In a rural area of Indiana's Greene county stands the tallest and longest railroad trestle in the state. Its total length is 2,295 feet, and its maximum height above the Richland Creek Valley is 157 feet. The structure can be seen on Google Map (below). Note that its shadow is much more pronounced that the structure itself. If you zoom in on the map, the actual trestle is at the bottom of the shadow, and you are looking straight down on it.
The trestle is located a few miles northeast of Bloomfield, Indiana in Greene County. It is on County Road 480 East about about a half mile south of County Road 390 North (also called "Tulip Road").
Tulip Trestle on Google Map
The Tulip Trestle was built for the Indianapolis-Southern Railroad. Clearing of the land started in the middle of 1905 and erection of the steel towers started in September of 1906. The steel was fabricated by the American Bridge Company and erected by the Strobel Steel Construction Company, which finished the job in late November. The tracks were then laid on the trestle, which was opened to rail traffic on December 21, 1906.
When the trestle was being built, rumors flew in the local community that "A man a day" would be killed. Much of the work was performed by Italian immigrants. Common laborers earned 13 cents per hour, while those erecting the steel towers were paid 30 cents an hour. The total cost for the trestle was about a quarter million dollars, or about 20 million dollars in today's money.
The Tulip Trestle became property of the Illinois Central Railroad when it purchased the Indianapolis-Southern Railroad in 1911. In 1986, the line was purchased by Indiana Rail Road, a regional railroad operator with about 500 miles of track. It continues to run trains across the Tulip Trestle, including its Santa Train, which celebrated its 25th season in 2014.
On a night before trains had radios to allow the engineer to communicate with the guys in the caboose, a train stopped on the trestle.
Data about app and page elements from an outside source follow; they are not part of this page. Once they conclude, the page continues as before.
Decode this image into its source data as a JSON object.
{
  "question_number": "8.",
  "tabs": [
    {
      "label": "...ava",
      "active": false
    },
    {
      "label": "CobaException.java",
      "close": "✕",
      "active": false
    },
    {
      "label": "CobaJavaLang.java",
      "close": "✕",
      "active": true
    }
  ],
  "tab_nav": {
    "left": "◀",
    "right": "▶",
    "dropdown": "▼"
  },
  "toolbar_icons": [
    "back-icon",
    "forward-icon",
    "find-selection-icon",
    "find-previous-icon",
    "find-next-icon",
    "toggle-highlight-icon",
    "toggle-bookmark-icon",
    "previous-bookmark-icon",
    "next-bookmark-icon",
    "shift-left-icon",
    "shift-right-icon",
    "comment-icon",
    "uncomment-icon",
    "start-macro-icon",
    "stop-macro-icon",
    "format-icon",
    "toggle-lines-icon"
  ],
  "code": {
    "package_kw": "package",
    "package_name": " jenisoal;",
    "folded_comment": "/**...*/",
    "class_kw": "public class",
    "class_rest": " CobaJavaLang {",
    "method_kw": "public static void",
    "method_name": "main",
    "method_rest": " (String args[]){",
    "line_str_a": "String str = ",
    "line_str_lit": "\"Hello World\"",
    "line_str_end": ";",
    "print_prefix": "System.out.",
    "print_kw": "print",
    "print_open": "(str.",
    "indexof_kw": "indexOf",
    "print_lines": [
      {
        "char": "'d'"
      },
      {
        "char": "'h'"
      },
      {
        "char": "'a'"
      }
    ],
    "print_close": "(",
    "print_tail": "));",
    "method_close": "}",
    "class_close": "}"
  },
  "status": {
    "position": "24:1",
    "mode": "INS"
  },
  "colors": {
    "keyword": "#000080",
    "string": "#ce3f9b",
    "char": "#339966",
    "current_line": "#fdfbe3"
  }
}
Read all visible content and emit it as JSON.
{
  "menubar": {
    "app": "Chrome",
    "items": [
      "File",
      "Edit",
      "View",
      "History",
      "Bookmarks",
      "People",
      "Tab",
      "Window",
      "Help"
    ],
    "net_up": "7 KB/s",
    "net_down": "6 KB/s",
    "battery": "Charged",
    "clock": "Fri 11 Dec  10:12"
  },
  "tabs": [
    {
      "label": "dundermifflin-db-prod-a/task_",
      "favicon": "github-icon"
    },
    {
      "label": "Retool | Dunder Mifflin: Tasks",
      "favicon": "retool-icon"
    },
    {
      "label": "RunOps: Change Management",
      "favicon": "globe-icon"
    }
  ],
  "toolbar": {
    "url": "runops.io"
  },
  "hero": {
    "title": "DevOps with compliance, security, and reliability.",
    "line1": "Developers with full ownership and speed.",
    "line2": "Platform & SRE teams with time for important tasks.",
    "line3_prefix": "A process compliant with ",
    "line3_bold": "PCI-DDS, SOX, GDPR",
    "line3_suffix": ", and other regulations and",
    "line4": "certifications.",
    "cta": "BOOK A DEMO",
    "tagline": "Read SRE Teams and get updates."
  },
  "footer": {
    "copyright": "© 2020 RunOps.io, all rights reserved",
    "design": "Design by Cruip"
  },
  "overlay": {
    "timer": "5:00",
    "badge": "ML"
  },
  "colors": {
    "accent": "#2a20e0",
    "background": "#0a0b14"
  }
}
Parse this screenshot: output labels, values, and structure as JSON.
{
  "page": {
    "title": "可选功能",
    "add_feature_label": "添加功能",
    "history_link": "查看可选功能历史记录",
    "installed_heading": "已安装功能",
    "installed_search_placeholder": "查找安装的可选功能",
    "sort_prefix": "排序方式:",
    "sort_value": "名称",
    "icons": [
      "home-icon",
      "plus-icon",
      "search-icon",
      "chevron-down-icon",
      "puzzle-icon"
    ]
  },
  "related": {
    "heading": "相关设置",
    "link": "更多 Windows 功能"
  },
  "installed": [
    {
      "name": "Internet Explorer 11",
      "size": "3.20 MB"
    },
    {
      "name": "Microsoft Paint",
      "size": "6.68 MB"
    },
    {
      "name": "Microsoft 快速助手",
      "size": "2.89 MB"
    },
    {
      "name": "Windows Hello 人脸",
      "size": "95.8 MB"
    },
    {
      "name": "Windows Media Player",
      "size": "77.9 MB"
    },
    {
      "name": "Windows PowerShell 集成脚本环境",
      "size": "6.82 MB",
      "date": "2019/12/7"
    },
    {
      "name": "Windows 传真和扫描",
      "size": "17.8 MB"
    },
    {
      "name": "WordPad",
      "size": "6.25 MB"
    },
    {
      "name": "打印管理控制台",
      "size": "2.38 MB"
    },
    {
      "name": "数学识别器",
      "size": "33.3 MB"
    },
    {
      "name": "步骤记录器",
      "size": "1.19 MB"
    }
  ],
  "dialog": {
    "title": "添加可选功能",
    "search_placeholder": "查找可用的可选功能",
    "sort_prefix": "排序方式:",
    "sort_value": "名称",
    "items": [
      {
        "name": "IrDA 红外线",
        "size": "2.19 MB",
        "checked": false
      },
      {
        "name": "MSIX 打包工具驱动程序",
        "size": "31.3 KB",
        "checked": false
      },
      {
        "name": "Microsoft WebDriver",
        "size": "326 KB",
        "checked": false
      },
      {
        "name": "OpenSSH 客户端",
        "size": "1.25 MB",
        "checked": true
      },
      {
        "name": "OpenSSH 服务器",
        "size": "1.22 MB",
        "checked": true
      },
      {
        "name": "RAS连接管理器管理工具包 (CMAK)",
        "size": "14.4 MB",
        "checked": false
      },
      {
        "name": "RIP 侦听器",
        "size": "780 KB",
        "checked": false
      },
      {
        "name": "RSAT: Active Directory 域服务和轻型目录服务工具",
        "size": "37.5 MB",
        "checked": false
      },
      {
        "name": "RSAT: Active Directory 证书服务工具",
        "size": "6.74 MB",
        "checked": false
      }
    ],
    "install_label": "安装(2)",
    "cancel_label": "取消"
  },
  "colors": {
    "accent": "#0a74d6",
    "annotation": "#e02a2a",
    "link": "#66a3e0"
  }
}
It was the job of the flagman in the caboose to set out a red lantern, so any train approaching from the rear would know that a train was stopped on the tracks. Not realizing where he was, the flagman was preparing to jump off the caboose. He flipped his cigarette to the ground, which he thought was at the level of the tracks. As it continued to fall, he quickly realized where he was, saving his life.